|Chinese to English: 清宮的鍍金技術與用途（research paper）|
|Source text - Chinese|
|Translation - English|

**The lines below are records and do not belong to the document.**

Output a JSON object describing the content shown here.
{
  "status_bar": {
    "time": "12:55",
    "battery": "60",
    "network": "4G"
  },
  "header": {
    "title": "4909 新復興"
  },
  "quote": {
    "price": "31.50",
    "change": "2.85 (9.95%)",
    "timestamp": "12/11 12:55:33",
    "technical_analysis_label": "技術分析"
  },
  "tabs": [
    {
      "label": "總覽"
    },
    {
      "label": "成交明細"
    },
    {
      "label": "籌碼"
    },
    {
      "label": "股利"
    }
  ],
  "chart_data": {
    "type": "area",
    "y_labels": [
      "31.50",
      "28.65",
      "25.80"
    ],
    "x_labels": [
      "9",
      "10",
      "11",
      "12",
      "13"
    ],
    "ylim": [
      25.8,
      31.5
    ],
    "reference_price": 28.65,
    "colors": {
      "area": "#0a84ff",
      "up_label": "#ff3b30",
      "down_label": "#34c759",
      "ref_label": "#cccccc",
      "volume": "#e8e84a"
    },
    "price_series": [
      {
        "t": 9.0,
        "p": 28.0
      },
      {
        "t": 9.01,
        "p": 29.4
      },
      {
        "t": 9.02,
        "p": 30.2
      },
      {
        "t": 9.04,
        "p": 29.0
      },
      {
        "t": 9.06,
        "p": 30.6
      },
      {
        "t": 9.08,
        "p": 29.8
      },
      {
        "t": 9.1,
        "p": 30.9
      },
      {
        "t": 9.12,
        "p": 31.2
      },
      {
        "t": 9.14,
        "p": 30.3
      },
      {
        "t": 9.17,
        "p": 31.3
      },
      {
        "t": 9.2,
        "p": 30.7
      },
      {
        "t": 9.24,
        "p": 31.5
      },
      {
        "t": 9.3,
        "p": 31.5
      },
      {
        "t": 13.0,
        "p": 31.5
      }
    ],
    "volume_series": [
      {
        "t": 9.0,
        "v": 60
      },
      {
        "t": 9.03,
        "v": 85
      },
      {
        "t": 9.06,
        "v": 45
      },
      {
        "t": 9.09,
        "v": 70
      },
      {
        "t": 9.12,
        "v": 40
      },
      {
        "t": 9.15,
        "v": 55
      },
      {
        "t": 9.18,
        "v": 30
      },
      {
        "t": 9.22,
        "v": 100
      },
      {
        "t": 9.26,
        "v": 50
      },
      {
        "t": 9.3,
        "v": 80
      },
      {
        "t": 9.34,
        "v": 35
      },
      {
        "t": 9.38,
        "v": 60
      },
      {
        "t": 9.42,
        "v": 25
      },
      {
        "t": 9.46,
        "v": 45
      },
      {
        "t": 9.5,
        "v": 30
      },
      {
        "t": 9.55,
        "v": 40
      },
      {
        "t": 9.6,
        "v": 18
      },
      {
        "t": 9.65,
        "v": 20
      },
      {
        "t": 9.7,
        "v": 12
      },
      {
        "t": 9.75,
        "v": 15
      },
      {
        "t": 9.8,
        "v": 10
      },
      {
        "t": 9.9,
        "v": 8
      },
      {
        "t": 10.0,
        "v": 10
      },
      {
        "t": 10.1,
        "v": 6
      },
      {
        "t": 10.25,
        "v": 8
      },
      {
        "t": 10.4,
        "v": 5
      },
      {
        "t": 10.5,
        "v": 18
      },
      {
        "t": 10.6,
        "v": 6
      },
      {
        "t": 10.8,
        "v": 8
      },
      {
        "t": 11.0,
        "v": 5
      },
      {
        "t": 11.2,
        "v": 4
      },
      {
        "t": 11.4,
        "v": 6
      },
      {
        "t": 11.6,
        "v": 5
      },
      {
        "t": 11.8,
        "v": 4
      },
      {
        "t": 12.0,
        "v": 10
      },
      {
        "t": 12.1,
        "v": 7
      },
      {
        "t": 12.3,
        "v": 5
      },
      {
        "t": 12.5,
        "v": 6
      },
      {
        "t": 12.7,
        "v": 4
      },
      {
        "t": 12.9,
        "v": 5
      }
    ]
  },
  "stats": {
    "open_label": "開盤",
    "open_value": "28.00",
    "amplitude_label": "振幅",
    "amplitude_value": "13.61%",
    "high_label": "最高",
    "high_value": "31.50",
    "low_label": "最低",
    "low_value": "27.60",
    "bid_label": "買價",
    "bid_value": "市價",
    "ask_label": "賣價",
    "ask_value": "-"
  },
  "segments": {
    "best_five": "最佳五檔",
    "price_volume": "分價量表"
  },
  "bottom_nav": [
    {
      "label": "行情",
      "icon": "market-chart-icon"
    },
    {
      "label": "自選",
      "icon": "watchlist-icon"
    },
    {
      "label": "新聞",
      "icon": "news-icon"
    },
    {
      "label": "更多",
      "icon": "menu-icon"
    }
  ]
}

With the conquest of Zhungaria in 1758, the Qing Empire expanded considerably. How the empire ruled different peoples across its large territory has aroused much interest amongst historians in recent years. The Qianlong emperor (r. 1736-1796) endeavored to integrate political and religious power within the empire. The Potala Palace, the residence of the Dalai Lama, had been a religious center for the Mongols and Tibetans. In an effort to attract the Mongols to China on pilgrimage, Qianlong built resplendent temples after Tibetan style, with brass roof tiles and gilded artifacts.1 Gold plating already had had a long history in China, and during the Qing it made significant breakthroughs in materials and technology. This paper investigates the sophisticated process of manufacturing fire-gilded artifacts at the Qing court, and the Western and Tibetan influences on this technology.